─── Entries supplied
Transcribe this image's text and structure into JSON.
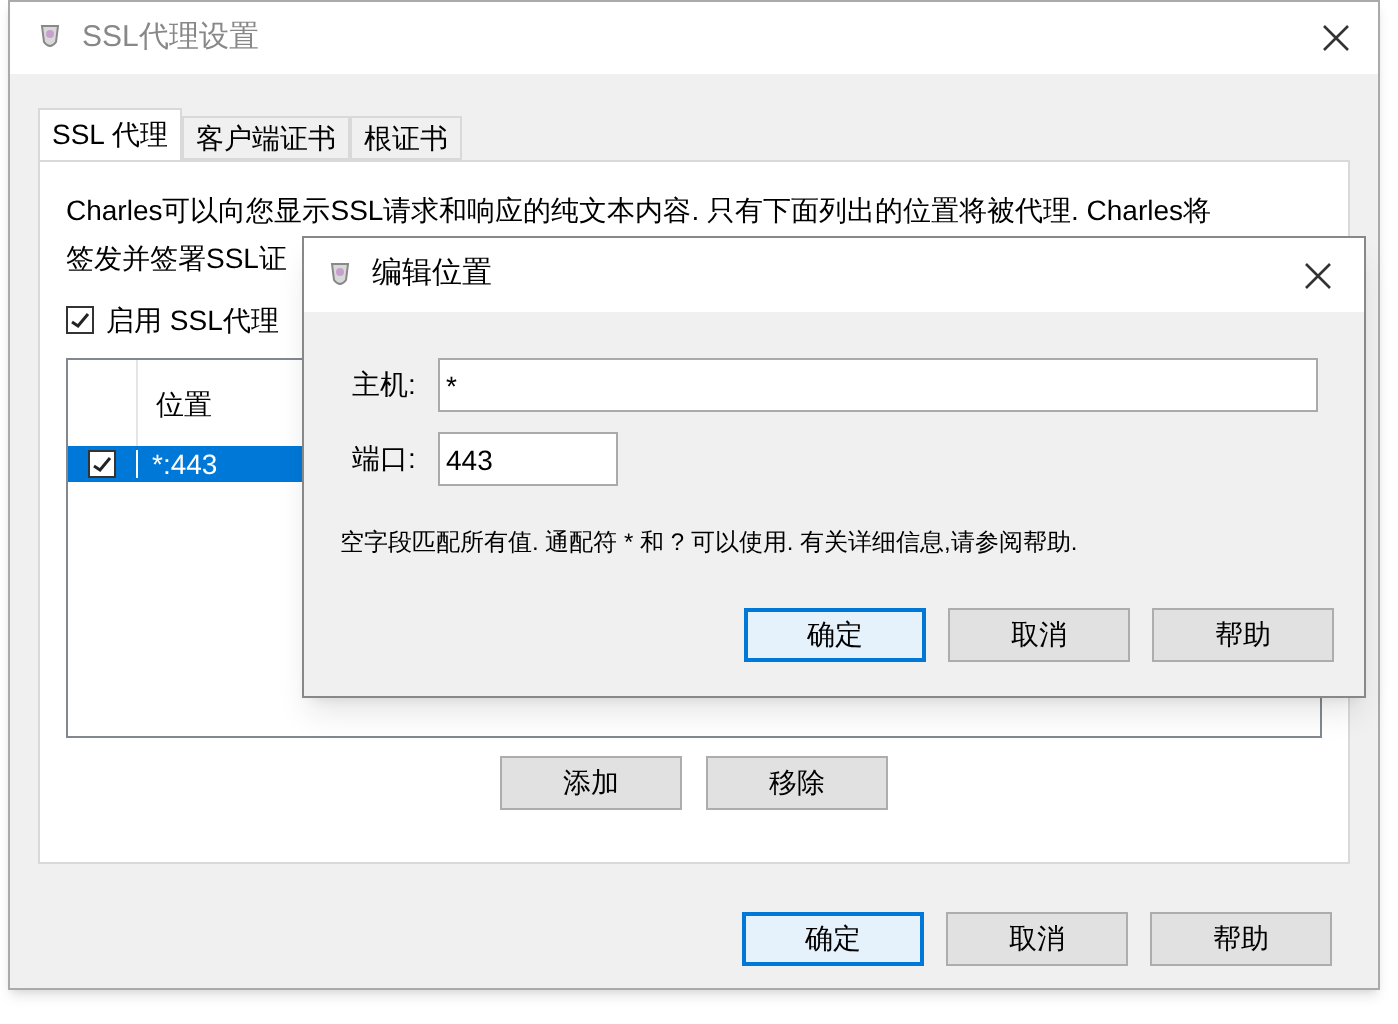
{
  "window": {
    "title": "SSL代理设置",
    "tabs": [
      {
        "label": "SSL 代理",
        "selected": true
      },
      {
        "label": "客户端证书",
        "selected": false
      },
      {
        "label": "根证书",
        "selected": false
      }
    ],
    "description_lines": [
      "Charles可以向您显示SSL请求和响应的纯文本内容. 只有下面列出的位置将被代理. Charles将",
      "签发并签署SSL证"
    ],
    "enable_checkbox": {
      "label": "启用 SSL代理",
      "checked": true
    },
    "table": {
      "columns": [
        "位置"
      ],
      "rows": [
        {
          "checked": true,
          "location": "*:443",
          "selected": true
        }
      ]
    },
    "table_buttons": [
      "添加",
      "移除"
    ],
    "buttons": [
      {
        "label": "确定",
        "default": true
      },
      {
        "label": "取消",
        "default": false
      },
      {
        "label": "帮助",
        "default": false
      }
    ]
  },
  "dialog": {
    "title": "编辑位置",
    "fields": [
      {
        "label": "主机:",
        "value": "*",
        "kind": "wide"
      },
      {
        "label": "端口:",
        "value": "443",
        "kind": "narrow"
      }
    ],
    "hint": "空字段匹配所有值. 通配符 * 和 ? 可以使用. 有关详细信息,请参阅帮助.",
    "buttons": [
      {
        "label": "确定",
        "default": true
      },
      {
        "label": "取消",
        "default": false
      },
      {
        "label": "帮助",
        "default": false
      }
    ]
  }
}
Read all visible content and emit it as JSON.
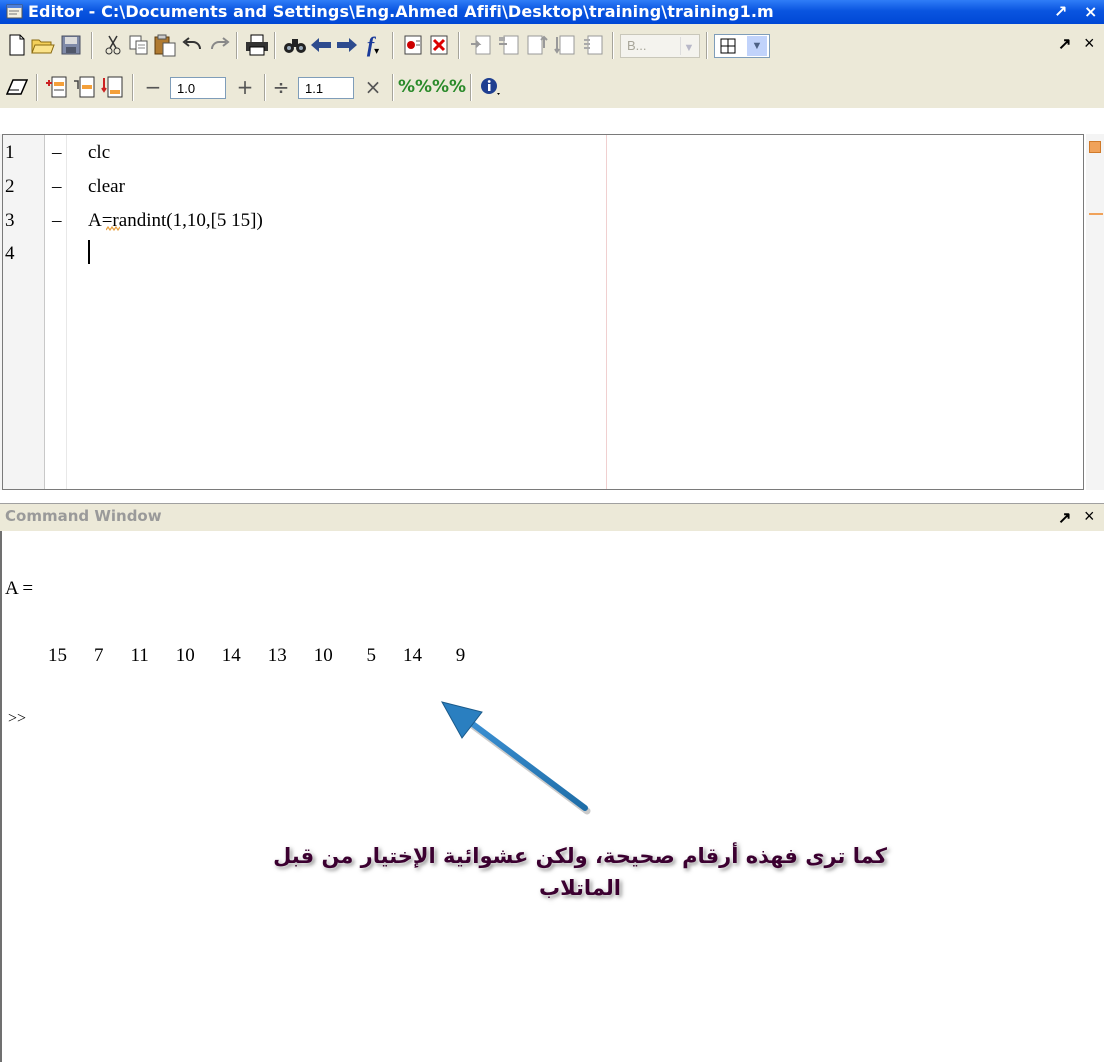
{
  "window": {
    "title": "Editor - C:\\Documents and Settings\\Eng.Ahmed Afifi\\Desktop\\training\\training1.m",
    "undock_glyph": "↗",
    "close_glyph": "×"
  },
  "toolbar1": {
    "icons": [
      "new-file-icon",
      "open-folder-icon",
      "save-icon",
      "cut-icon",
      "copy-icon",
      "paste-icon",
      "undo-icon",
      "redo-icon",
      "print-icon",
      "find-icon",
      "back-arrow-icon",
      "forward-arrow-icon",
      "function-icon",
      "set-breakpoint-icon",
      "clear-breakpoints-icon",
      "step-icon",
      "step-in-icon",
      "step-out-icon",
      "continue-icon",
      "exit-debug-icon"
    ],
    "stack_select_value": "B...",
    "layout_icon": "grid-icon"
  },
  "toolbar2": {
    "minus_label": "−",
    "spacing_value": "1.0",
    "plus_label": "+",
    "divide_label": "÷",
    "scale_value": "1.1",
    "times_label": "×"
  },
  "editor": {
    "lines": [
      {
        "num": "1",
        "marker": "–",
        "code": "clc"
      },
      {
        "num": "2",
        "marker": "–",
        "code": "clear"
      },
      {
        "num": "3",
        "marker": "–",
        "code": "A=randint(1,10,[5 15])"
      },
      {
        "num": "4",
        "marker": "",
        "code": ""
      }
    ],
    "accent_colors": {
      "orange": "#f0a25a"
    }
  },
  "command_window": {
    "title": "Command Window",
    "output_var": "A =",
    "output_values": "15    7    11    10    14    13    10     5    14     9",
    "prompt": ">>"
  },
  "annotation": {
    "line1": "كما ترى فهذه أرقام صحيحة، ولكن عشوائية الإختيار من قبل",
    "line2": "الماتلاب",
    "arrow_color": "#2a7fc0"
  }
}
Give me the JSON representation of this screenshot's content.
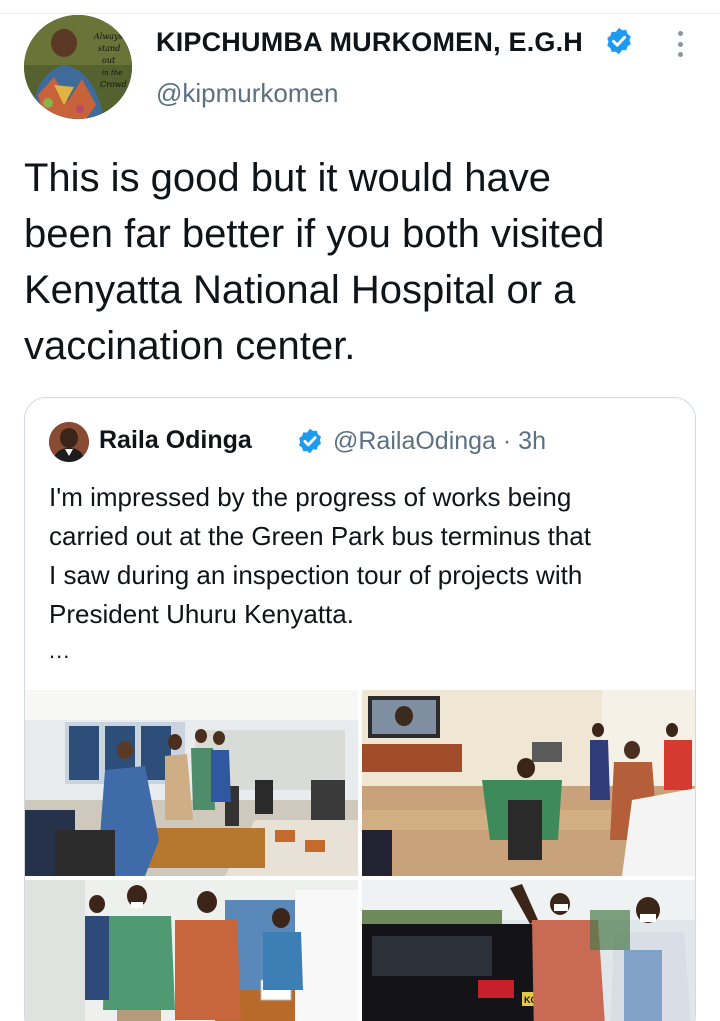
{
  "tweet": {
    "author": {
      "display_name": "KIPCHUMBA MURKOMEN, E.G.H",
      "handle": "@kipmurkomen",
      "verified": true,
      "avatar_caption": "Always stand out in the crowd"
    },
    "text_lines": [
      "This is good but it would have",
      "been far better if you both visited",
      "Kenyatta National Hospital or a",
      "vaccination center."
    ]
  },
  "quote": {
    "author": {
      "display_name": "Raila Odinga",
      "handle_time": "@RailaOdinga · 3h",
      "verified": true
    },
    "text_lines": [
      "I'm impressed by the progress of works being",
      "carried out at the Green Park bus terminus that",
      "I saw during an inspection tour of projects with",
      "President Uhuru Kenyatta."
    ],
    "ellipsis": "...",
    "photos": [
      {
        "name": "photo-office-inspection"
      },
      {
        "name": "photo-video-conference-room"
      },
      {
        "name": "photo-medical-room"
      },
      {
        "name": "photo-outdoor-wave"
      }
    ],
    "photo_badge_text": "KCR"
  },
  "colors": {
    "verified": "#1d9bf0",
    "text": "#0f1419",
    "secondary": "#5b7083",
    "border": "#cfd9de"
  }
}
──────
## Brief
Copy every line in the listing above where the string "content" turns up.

## Completed exercise
Read all visible content and emit it as JSON.
Give me the JSON representation of this screenshot's content.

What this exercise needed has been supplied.